== Segment start ==
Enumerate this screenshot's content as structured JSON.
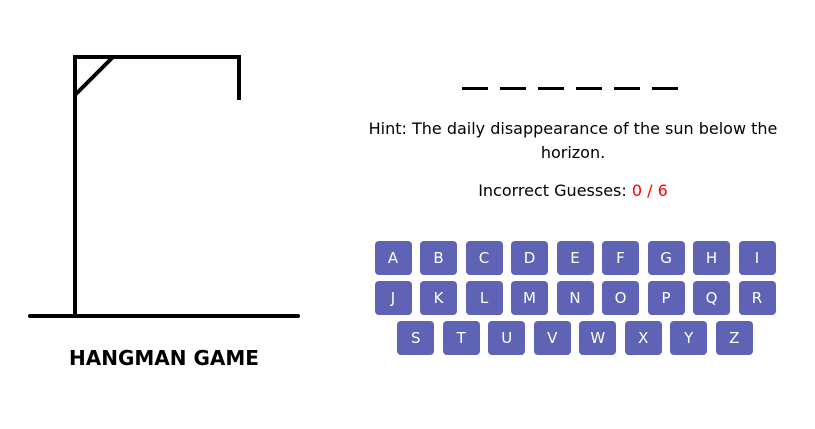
{
  "game": {
    "title": "HANGMAN GAME",
    "word_slots": [
      "",
      "",
      "",
      "",
      "",
      ""
    ],
    "hint_label": "Hint:",
    "hint_text": "The daily disappearance of the sun below the horizon.",
    "incorrect_label": "Incorrect Guesses:",
    "incorrect_count": "0 / 6"
  },
  "keyboard": {
    "rows": [
      [
        "A",
        "B",
        "C",
        "D",
        "E",
        "F",
        "G",
        "H",
        "I"
      ],
      [
        "J",
        "K",
        "L",
        "M",
        "N",
        "O",
        "P",
        "Q",
        "R"
      ],
      [
        "S",
        "T",
        "U",
        "V",
        "W",
        "X",
        "Y",
        "Z"
      ]
    ]
  },
  "colors": {
    "key_background": "#5e63b6",
    "key_text": "#ffffff",
    "incorrect_count": "#ff0000",
    "gallows": "#000000"
  }
}
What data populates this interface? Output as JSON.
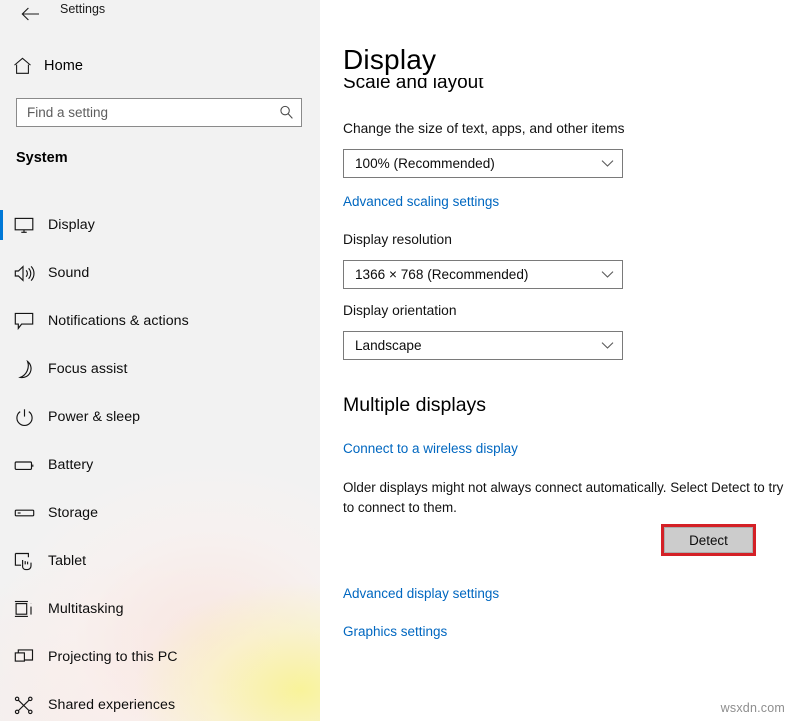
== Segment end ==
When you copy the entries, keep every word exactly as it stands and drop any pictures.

:: Answer to the exercise ::
Enumerate this screenshot's content as structured JSON.
{
  "game": {
    "title": "HANGMAN GAME",
    "word_slots": [
      "",
      "",
      "",
      "",
      "",
      ""
    ],
    "hint_label": "Hint:",
    "hint_text": "The daily disappearance of the sun below the horizon.",
    "incorrect_label": "Incorrect Guesses:",
    "incorrect_count": "0 / 6"
  },
  "keyboard": {
    "rows": [
      [
        "A",
        "B",
        "C",
        "D",
        "E",
        "F",
        "G",
        "H",
        "I"
      ],
      [
        "J",
        "K",
        "L",
        "M",
        "N",
        "O",
        "P",
        "Q",
        "R"
      ],
      [
        "S",
        "T",
        "U",
        "V",
        "W",
        "X",
        "Y",
        "Z"
      ]
    ]
  },
  "colors": {
    "key_background": "#5e63b6",
    "key_text": "#ffffff",
    "incorrect_count": "#ff0000",
    "gallows": "#000000"
  }
}
What data populates this interface? Output as JSON.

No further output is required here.